With the push of a button — or in this case, and engineer’s remote control —the Skysphere Concept extended right before our eyes, growing in length from that of Audi’s ultra-sporty RS5 coupe to that of its ultra-luxe A8L executive saloon.
As previously noted the cabin transformed as well, transitioning from a driver-centric womb into a spacious cabin with sprawling legspace (thanks not only to the extended wheelbase, but also to the vanishing steering wheel and pedals), while the platform raised by 0.39-inches (10 millimeters) via air suspension to enhance driving comfort.
For optimized weight distribution engineers placed the majority of the batteries and its single electric motor over the rear axle for a sporty 40/60 front-rear weight distribution. In total the zero-emission roadster boasts 465 kilowatts of power and 750 Newton meters of torque, with an 80 kWh battery estimated to offer more than a 310-mile (500-kilometer) range in the more economical GT mode.
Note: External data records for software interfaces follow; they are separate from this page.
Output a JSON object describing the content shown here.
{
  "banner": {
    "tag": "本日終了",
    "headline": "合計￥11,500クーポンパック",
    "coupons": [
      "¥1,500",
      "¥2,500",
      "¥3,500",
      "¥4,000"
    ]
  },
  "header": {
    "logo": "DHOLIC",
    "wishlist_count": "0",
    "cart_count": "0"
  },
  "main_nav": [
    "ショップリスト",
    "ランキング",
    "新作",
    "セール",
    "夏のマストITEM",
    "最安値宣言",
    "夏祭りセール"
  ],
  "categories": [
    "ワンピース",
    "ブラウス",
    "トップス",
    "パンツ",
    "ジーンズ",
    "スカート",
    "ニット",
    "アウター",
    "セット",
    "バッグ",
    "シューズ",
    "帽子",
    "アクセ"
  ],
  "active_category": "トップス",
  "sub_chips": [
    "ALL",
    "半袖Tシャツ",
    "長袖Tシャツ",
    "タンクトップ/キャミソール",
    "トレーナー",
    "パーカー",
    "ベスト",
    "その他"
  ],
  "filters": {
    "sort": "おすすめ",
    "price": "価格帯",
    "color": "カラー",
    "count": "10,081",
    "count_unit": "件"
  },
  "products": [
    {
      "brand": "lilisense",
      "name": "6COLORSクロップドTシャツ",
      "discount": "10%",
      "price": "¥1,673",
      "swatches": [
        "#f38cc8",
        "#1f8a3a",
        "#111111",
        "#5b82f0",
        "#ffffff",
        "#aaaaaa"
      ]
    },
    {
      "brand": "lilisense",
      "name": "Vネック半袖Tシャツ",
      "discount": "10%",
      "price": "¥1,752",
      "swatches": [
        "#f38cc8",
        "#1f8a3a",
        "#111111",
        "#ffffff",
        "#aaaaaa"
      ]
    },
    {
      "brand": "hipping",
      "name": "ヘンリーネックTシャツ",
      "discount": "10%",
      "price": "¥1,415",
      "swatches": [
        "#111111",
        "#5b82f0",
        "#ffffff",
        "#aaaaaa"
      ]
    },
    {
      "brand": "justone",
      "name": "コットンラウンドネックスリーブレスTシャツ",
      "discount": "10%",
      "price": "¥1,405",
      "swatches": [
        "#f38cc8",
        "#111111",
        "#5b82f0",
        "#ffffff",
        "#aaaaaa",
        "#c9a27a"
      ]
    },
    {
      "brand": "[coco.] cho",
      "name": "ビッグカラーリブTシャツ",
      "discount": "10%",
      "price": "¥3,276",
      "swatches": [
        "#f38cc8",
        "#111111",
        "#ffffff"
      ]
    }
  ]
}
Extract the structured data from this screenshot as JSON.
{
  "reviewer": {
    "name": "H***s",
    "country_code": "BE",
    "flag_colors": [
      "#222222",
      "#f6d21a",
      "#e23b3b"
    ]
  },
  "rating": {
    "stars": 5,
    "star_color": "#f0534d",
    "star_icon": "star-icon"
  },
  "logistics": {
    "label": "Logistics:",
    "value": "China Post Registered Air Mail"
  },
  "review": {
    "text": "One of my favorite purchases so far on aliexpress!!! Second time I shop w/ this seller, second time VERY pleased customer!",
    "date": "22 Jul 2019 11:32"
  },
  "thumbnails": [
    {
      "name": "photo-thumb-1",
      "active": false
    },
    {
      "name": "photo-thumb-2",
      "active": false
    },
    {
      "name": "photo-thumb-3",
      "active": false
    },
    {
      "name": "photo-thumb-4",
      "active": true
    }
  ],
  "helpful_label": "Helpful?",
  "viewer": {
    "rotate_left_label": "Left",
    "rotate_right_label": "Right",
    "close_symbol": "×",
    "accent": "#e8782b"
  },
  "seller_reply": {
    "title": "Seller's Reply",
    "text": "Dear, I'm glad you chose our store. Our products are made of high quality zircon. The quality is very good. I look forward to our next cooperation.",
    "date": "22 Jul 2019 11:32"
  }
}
Other interesting features include a three-dimensionally designed, LED-illuminated version of Audi’s famed Singleframe grille, which also changes lighting sequences depending on whether in sports car or GT mode.
The giant aerodynamic rims’ lined design emulate the spoke rims of a 1930’s GT (namely the Horch 853 roadster), and its rear-end is a gorgeous mosaic of crimson LEDs. Driving gloves and blankets for passenger comfort are also considerately tucked away in the dash and behind the seats, respectively. Giant doors open to the front for easy access.
The Skysphere can also do other snazzy chores for its well-heeled passengers, including taking pics and sharing roadtrip stories via social media with friends and followers, and even gleaning trivia and info about their current area and final destination, independently scheduling and arranging charging stops and even parking upon arrival.
With typical OEM flair, we were told Audi considers these not so much vehicles as “Experience Devices”, which is the type of poetic marketing flair that make automotive unveilings worth going to.
Audi also announced this Skysphere was just the beginning of a Sphere Trilogy, revealing two more concepts are en route: the luxury-optimized Grandsphere landing in a few weeks and the urban mobility minded Urbansphere coming in spring of 2022.